Although chemicals like paclobutrazol have been outlawed in many European nations, the UK has yet to take a strict stance against this compound. Also, since there are no quality controls on the weed entering Northern Ireland’s market, it’s impossible to tell what fungicides, herbicides, or pesticides growers have been using.
Understandably, the lack of regulation and many potential health risks of PGR have caused great concern in the UK’s cannabis community.
How Could People Tell PGR Weed From Normal Weed?
The only way to know whether weed has high traces of PGR is to send it to a lab for thorough analysis. However, since these facilities aren’t available to average consumers in Northern Ireland, it’s easy to mistake PGR weed flowers for natural weed.

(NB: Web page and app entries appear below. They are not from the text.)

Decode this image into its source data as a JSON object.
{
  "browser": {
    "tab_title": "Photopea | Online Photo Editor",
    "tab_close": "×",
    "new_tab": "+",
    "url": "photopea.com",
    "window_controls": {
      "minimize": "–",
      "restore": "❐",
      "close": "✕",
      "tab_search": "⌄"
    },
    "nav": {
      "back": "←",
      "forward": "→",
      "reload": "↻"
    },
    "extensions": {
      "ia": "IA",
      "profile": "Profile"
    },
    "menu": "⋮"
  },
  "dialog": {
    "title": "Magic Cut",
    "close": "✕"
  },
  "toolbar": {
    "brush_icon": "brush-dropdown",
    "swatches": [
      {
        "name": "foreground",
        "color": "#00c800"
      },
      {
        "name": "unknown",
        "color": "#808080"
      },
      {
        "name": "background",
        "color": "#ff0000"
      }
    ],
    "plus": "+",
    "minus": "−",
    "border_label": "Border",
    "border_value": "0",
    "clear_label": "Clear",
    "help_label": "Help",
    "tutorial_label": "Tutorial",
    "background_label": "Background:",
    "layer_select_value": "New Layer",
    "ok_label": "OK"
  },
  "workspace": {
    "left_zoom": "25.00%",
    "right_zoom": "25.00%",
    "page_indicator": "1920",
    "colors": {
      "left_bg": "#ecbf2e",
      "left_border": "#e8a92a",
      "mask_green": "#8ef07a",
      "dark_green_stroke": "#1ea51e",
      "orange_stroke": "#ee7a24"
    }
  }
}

Thankfully, there are a few telltale signs that should set off alarm bells for anyone handling cannabis nugs. Arguably, the best way to scan PGR weed is to use the “sniff test.” When you break a PGR nug, it won’t have a “dank” scent. In fact, PGR weed typically doesn’t have any noticeable aroma. That’s because the chemicals used to make PGR weed dampen the production of aromatic weed terpenes. So, if you can’t smell anything from your weed, chances are likely it has some PGRs in it.
Besides the smell, PGR weed often looks different than naturally-grown cannabis strains. PGR cannabis can look exaggeratedly large and often weigh more than traditional weed. You’ll also notice that PGR weed has fewer sticky trichomes versus a well-cured marijuana hybrid. Some people also report that PGR weed feels “wetter” in their hands versus natural cannabis flowers.
Hopefully, you can tell whether your cannabis has PGR before putting it in a joint. However, those who smoke PGR weed often notice they don’t feel the same “high” as a standard weed strain. While PGR weed may have cannabinoids like delta-9 THC, they won’t be near the concentrations found in most marijuana flowers. Many people report feeling a short “burst” after their first toke of PGR weed that’s followed by intense lethargy.
How Can Weed Users Avoid PGR Cannabis?
Unfortunately, since cannabis remains illegal in Northern Ireland, it’s difficult to “avoid” this cannabis on the black market. The best strategy to steer clear of PGR weed is to stay away from all weed for the time being. Most PGR weed “packs” sold in Northern Ireland have American brand names and often refered to as “Cali,” so it’s best to be extra cautious if you see these names.
It would be best to grow cannabis at home, but Northern Ireland strictly prohibits at-home cannabis cultivation. Therefore, the only option available to Northern Irish cannabis cultivators is to push for cannabis legality for use, cultivation, manufacture, and sale.
If residents in Northern Ireland have weed in their possession, then they must inspect it for signs of PGRs. The primary warning signs of PGR weed include a lack of smell, unnaturally heavy nugs, and few trichomes.
How Can Northern Ireland Combat PGR Weed?
The only way Northern Ireland could get a handle on PGR cannabis is if the UK revises its stance on the legality of recreational or medical marijuana. Since cannabis is an illegal substance, institutions like the Food Standard Agency, the Department for Environment Food & Rural Affairs, or the Medicines and Healthcare Products Regulatory Agency can’t start regulating the cannabis industry. If more UK politicians and voters push for cannabis reforms, it could pave the way for quality control standards that may reduce the prevalence of PGR weed.